The project, which was designed to do away with tapes and digitise the BBC's archives, was abandoned in May at a cost of £98.4m
The Public Accounts Committee said on Wednesday it was "dismayed" by the collapse and would investigate further.
It intends to ask Mr Thompson whether MPs were misled about the scheme.
The former director general told the committee in February 2011 the DMI project was "on track" and there were "many programmes being made" with it.
He also ruled out any "significant further delays" in its introduction, and added: "I think you are going to see a broader deployment of the system across the BBC than we expected, because of the enthusiasm with which it is being used".
Later that month, the National Audit Office reported DMI had "progressed well" after the BBC took control of the project from technology firm Siemens.

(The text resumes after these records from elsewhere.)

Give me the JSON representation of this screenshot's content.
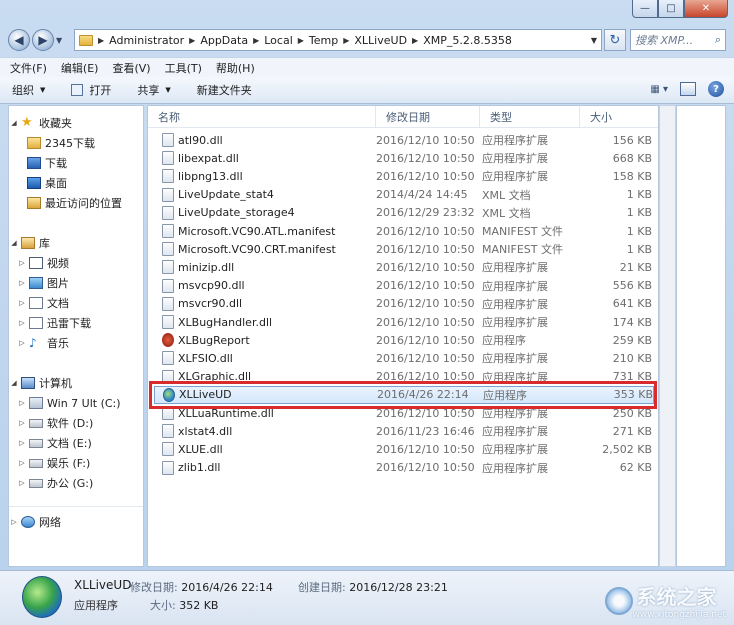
{
  "window": {
    "minimize": "—",
    "maximize": "□",
    "close": "✕"
  },
  "address": {
    "crumbs": [
      "Administrator",
      "AppData",
      "Local",
      "Temp",
      "XLLiveUD",
      "XMP_5.2.8.5358"
    ],
    "search_placeholder": "搜索 XMP..."
  },
  "menu": [
    "文件(F)",
    "编辑(E)",
    "查看(V)",
    "工具(T)",
    "帮助(H)"
  ],
  "toolbar": {
    "organize": "组织",
    "open": "打开",
    "share": "共享",
    "new_folder": "新建文件夹"
  },
  "nav": {
    "favorites": "收藏夹",
    "fav_items": [
      "2345下载",
      "下载",
      "桌面",
      "最近访问的位置"
    ],
    "library": "库",
    "lib_items": [
      "视频",
      "图片",
      "文档",
      "迅雷下载",
      "音乐"
    ],
    "computer": "计算机",
    "drives": [
      "Win 7 Ult (C:)",
      "软件 (D:)",
      "文档 (E:)",
      "娱乐 (F:)",
      "办公 (G:)"
    ],
    "network": "网络"
  },
  "columns": {
    "name": "名称",
    "date": "修改日期",
    "type": "类型",
    "size": "大小"
  },
  "files": [
    {
      "name": "atl90.dll",
      "date": "2016/12/10 10:50",
      "type": "应用程序扩展",
      "size": "156 KB",
      "icon": "dll-icon"
    },
    {
      "name": "libexpat.dll",
      "date": "2016/12/10 10:50",
      "type": "应用程序扩展",
      "size": "668 KB",
      "icon": "dll-icon"
    },
    {
      "name": "libpng13.dll",
      "date": "2016/12/10 10:50",
      "type": "应用程序扩展",
      "size": "158 KB",
      "icon": "dll-icon"
    },
    {
      "name": "LiveUpdate_stat4",
      "date": "2014/4/24 14:45",
      "type": "XML 文档",
      "size": "1 KB",
      "icon": "xml-icon"
    },
    {
      "name": "LiveUpdate_storage4",
      "date": "2016/12/29 23:32",
      "type": "XML 文档",
      "size": "1 KB",
      "icon": "xml-icon"
    },
    {
      "name": "Microsoft.VC90.ATL.manifest",
      "date": "2016/12/10 10:50",
      "type": "MANIFEST 文件",
      "size": "1 KB",
      "icon": "manifest-icon"
    },
    {
      "name": "Microsoft.VC90.CRT.manifest",
      "date": "2016/12/10 10:50",
      "type": "MANIFEST 文件",
      "size": "1 KB",
      "icon": "manifest-icon"
    },
    {
      "name": "minizip.dll",
      "date": "2016/12/10 10:50",
      "type": "应用程序扩展",
      "size": "21 KB",
      "icon": "dll-icon"
    },
    {
      "name": "msvcp90.dll",
      "date": "2016/12/10 10:50",
      "type": "应用程序扩展",
      "size": "556 KB",
      "icon": "dll-icon"
    },
    {
      "name": "msvcr90.dll",
      "date": "2016/12/10 10:50",
      "type": "应用程序扩展",
      "size": "641 KB",
      "icon": "dll-icon"
    },
    {
      "name": "XLBugHandler.dll",
      "date": "2016/12/10 10:50",
      "type": "应用程序扩展",
      "size": "174 KB",
      "icon": "dll-icon"
    },
    {
      "name": "XLBugReport",
      "date": "2016/12/10 10:50",
      "type": "应用程序",
      "size": "259 KB",
      "icon": "bug-report-icon"
    },
    {
      "name": "XLFSIO.dll",
      "date": "2016/12/10 10:50",
      "type": "应用程序扩展",
      "size": "210 KB",
      "icon": "dll-icon"
    },
    {
      "name": "XLGraphic.dll",
      "date": "2016/12/10 10:50",
      "type": "应用程序扩展",
      "size": "731 KB",
      "icon": "dll-icon"
    },
    {
      "name": "XLLiveUD",
      "date": "2016/4/26 22:14",
      "type": "应用程序",
      "size": "353 KB",
      "icon": "globe-app-icon"
    },
    {
      "name": "XLLuaRuntime.dll",
      "date": "2016/12/10 10:50",
      "type": "应用程序扩展",
      "size": "250 KB",
      "icon": "dll-icon"
    },
    {
      "name": "xlstat4.dll",
      "date": "2016/11/23 16:46",
      "type": "应用程序扩展",
      "size": "271 KB",
      "icon": "dll-icon"
    },
    {
      "name": "XLUE.dll",
      "date": "2016/12/10 10:50",
      "type": "应用程序扩展",
      "size": "2,502 KB",
      "icon": "dll-icon"
    },
    {
      "name": "zlib1.dll",
      "date": "2016/12/10 10:50",
      "type": "应用程序扩展",
      "size": "62 KB",
      "icon": "dll-icon"
    }
  ],
  "selected_index": 14,
  "details": {
    "name": "XLLiveUD",
    "kind": "应用程序",
    "modified_label": "修改日期:",
    "modified": "2016/4/26 22:14",
    "size_label": "大小:",
    "size": "352 KB",
    "created_label": "创建日期:",
    "created": "2016/12/28 23:21"
  },
  "watermark": {
    "text": "系统之家",
    "url": "www.xitongzhijia.net"
  },
  "colors": {
    "highlight_border": "#d92b2b",
    "selection": "#d3e7fb"
  }
}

However in May this year, the entire initiative was scrapped. The BBC Trust said it had "delivered little or no assets" and should be shut down to prevent "throwing good money after bad".
"This is, on a personal level, probably the most seriously embarrassing thing I've ever seen," BBC Trustee Anthony Fry told the House of Commons Public Accounts Committee in June.
In a statement, Mr Thompson insisted his 2011 testimony had been given "honestly and in good faith".
He added: "I did so on the basis of information provided to me at the time by the BBC executives responsible for delivering the project."
No date has been set for his appearance in front of the committee, although the meeting will not take place until next year.
It will be the second time he has been called to answer MPs questions since becoming chief executive of the New York Times, following his previous testimony on BBC management pay-offs in September.
A spokesman for the committee said Mr Thompson was "happy to come and give evidence" again, although he may appear by video link if necessary - and that other witnesses would also be called.
The BBC Trust has asked accountancy firm PriceWaterhouseCoopers to complete an independent review into the DMI failure. The National Audit Office may also compile a report next year.